I saw the first sign of spring today. It wasn't a robin. We see those all winter long. They'll stay here if they can find food. It wasn't the crocuses. They're still buried under the snow. I didn't hear any frogs singing either. It was the fog and the resulting hoarfrost.
Fog at this time of the year occurs when the air begins to warm and it comes into contact with the cold ground. With all the snow we had last week, temperatures in the thirties were enough to produce a dense fog. So dense that all area schools were closed and numerous car accidents occurred. I had a close call myself, when I drove to work this afternoon. And the fog stayed that way all day.
When I looked out the window this morning, the ice crystals that formed on every cold surface painted a picture of muted fluffiness. Our county was once part of The Great Black Swamp and is the flattest in the state of Ohio. This contributes to the high incidence of fog here especially when winds are calm. When the air is especially humid, it freezes on the cold surfaces, forming the frost. Crystal builds upon crystal and the result is what is called hoarfrost.
Hoarfrost is an amazing thing.

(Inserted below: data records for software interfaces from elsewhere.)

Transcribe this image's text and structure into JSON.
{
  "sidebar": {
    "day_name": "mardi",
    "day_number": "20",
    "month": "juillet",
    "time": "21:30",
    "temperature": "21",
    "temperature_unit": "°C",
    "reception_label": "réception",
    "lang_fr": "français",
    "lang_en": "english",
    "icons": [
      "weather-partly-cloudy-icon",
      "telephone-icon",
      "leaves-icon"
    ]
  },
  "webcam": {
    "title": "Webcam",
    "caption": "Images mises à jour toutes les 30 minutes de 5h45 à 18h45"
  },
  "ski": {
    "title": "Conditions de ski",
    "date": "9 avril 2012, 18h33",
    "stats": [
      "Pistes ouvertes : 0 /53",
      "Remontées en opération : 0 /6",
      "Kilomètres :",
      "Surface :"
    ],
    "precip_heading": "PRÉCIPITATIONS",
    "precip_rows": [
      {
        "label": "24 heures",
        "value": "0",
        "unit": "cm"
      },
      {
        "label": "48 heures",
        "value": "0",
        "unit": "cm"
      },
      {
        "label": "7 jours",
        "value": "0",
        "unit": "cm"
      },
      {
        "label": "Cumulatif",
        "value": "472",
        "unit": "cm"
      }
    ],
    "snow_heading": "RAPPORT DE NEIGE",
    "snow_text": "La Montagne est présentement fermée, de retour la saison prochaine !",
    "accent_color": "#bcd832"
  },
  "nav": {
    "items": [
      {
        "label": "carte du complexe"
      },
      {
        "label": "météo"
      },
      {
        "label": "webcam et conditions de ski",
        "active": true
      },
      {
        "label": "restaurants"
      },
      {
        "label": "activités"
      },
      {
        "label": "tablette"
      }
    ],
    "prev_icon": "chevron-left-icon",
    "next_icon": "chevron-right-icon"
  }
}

It is usually ephemeral, as the slightest wind will destroy it. Knowing this, I rushed outside with my camera, to try to capture some of the delicate and fragile beauty. As I was walking around, I was aware of how quiet and still it was. The only sounds were the crunch of my feet in the snow and the staccato of a nearby woodpecker. I stood and listened to that woodpecker for several minutes and breathed in the crisp air. While I'm not a big fan of winter, I do love the feel of the cold air as I breathe it in and it smells so clean.

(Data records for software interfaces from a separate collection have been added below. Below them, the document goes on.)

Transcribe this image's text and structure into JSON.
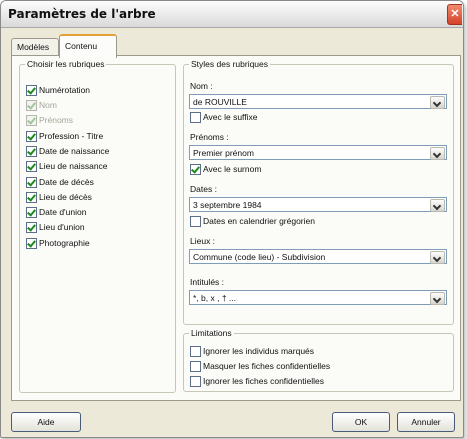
{
  "window": {
    "title": "Paramètres de l'arbre",
    "close_glyph": "✕"
  },
  "tabs": [
    {
      "label": "Modèles",
      "active": false
    },
    {
      "label": "Contenu",
      "active": true
    }
  ],
  "left_group": {
    "legend": "Choisir les rubriques",
    "items": [
      {
        "label": "Numérotation",
        "checked": true,
        "disabled": false
      },
      {
        "label": "Nom",
        "checked": true,
        "disabled": true
      },
      {
        "label": "Prénoms",
        "checked": true,
        "disabled": true
      },
      {
        "label": "Profession - Titre",
        "checked": true,
        "disabled": false
      },
      {
        "label": "Date de naissance",
        "checked": true,
        "disabled": false
      },
      {
        "label": "Lieu de naissance",
        "checked": true,
        "disabled": false
      },
      {
        "label": "Date de décès",
        "checked": true,
        "disabled": false
      },
      {
        "label": "Lieu de décès",
        "checked": true,
        "disabled": false
      },
      {
        "label": "Date d'union",
        "checked": true,
        "disabled": false
      },
      {
        "label": "Lieu d'union",
        "checked": true,
        "disabled": false
      },
      {
        "label": "Photographie",
        "checked": true,
        "disabled": false
      }
    ]
  },
  "styles_group": {
    "legend": "Styles des rubriques",
    "nom": {
      "label": "Nom :",
      "value": "de ROUVILLE",
      "option_label": "Avec le suffixe",
      "option_checked": false
    },
    "prenoms": {
      "label": "Prénoms :",
      "value": "Premier prénom",
      "option_label": "Avec le surnom",
      "option_checked": true
    },
    "dates": {
      "label": "Dates :",
      "value": "3 septembre 1984",
      "option_label": "Dates en calendrier grégorien",
      "option_checked": false
    },
    "lieux": {
      "label": "Lieux :",
      "value": "Commune (code lieu) - Subdivision"
    },
    "intitules": {
      "label": "Intitulés :",
      "value": "*, b, x , † ..."
    }
  },
  "limitations_group": {
    "legend": "Limitations",
    "items": [
      {
        "label": "Ignorer les individus marqués",
        "checked": false
      },
      {
        "label": "Masquer les fiches confidentielles",
        "checked": false
      },
      {
        "label": "Ignorer les fiches confidentielles",
        "checked": false
      }
    ]
  },
  "buttons": {
    "help": "Aide",
    "ok": "OK",
    "cancel": "Annuler"
  }
}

The snow has started to melt, and I can see green grass. By the time all of the snow is gone, I have no doubt I will have to grab the camera again to take pictures of the crocus blooming. After all, March 21st is just four weeks away, and I have to think that my garden is as anxious for spring as I am.
Winter has lasted just about long enough.